What do we mean when we say that Jesus is the “Son of God”? And why does the title matter? Maybe you have pondered these things, and it has never quite made sense. You wouldn’t be alone, the question is a common one; and especially with current controversies over how the title should be translated in Muslim contexts, a voice of sanity is needed. D. A. Carson is such a voice, and intends for his book Jesus the Son of God to “foster clear thinking” (p12) on these issues.
Jesus the Son of God
This book is split into three chapters, which were originally delivered as three talks at RTS.
First, Carson surveys the variety of relationships that “son” language can imply and splits them into three broad categories: biological, hypothetical, and metaphorical. Next, Carson shows that angels, Adam, Israel, and Christians are all called “son[s] of God” in Scripture with varying metaphorical meanings. Finally, Carson addresses passages where Jesus is seen as “the Son of God“. Is His sonship different? Are there distinct meanings when the term is applied to Jesus? Carson identifies four main categories:
- 1) Where no distinct meaning can be readily discerned from the context (the “catchall”)
- 2) Where Jesus’s role as the promised king in the line of David is portrayed (John 1:49)
- 3) Where Jesus is seen as the true, obedient Israel (comparing Hosea 11:1 with Matt 2:15)
- 4) Where Jesus is identified as divine (John 5:23; Heb 1:1-3; John 1:1, 14)
In the second chapter we zoom in and examine two texts closely, Hebrews 1 and John 5:16-30, in order to see “what the New Testament writers meant when they declared Jesus to be the Son of God” (p42). The insights in this section are too many to list in this review; in both texts Carson digs deep and traces Old Testament connections and expectations, and examines Jesus’s sonship as Messianic King, and also His unique divine sonship. In both texts we see that Jesus’s sonship, and thereby His relationship with the Father, is utterly superior and unique compared to all others.
In the last chapter, Carson then applies these collective observations to the current translation debate in Muslim contexts. For those unaware of the issue, I would recommend this Christianity Today article from 2011 as a starting point. As a world-renowned Biblical scholar, Carson’s wisdom on this issue is much appreciated. He carefully leads the reader through a complicated issue, avoiding oversimplification on either side, and ultimately appeals for the title to be retained (but explained) in Bible translations for Muslim contexts, lest too much be lost in the process.
There is much to commend in this short book. Firstly, Carson’s expertise must be recognized in dealing so ably with this topic and making it so approachable. Many others would require far more space to cover the same ground, and lacking the clarity as we find in Jesus the Son of God. There were a few times where Carson’s language may be a little difficult for the average reader; in his more popular-level works Carson at times seems to forget his audience and slip into academic-speak for a paragraph or two. This should not turn off any readers though, as there is a gold mine of insight available to all in this small book.

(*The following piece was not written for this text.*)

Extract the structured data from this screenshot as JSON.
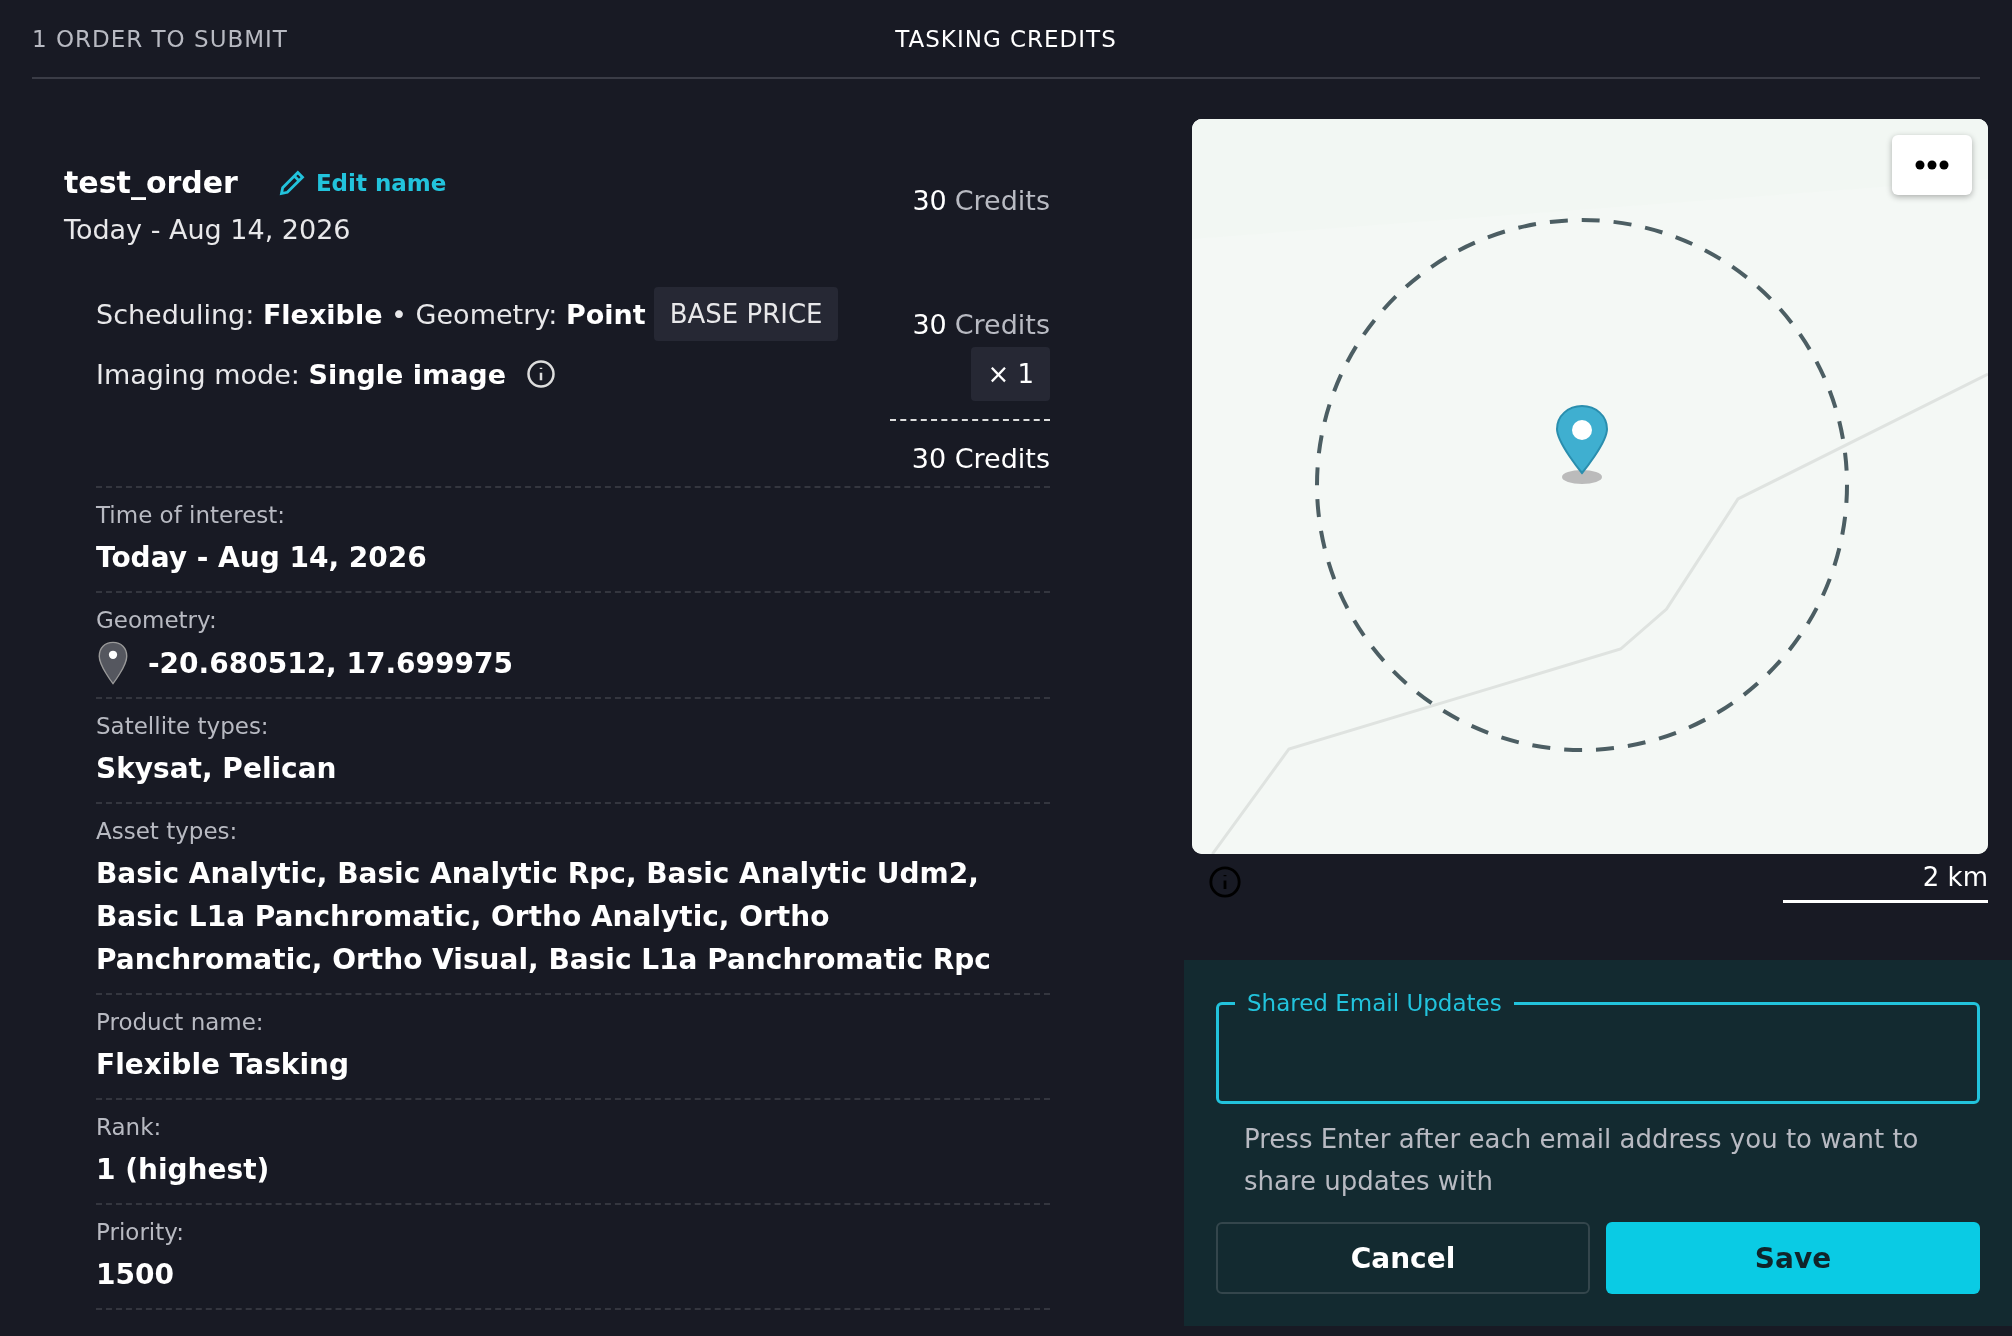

I doubt anyone will be calling me for my opinions on how to translate “son of God” language in Muslim contexts anytime soon, but I am grateful for Carson’s thoughts on this topic. I am sure many will take his input seriously, and I hope it will advance the discussion.
Some may think this book is purely for an academic or missional audience, but it is not so! This topic is for all Christians, and Carson constantly draws the reader to understand our Lord better, and thereby worship Him more. Carson avoids creating a stereotypically dry academic work. This is doxological, not dry. It is crucial that we understand this Biblical title better so that we can be better readers of our Bibles.
My biggest complaint is admittedly unfair: I wish this were a full-length treatment on the subject. I know I shouldn’t criticize an author for not writing the book I wanted them to write, but this is a bit of a tease and left me hungry for more. I hope that a Biblical scholar will pick up the gauntlet and run with this idea. I am not entirely dispassionate in this request, since I am currently planning a Bible College class that examines Christological and Soteriological titles. A book like this that examined “Son of God” language more thoroughly throughout the Bible would be very welcome!
Anyone who is interested in the title “son of God”, and/or how it ought to be translated in Muslim contexts needs to pick this up.
More broadly, anyone interested in better knowing Christ and the Word should read Jesus the Son of God. Seriously, reading 128 pages by a solid Biblical scholar to better understand how the Bible speaks about Jesus? Do you really need me to try and convince you?
[Many thanks to Christine Bradley and IVP UK for providing a review copy of this book!]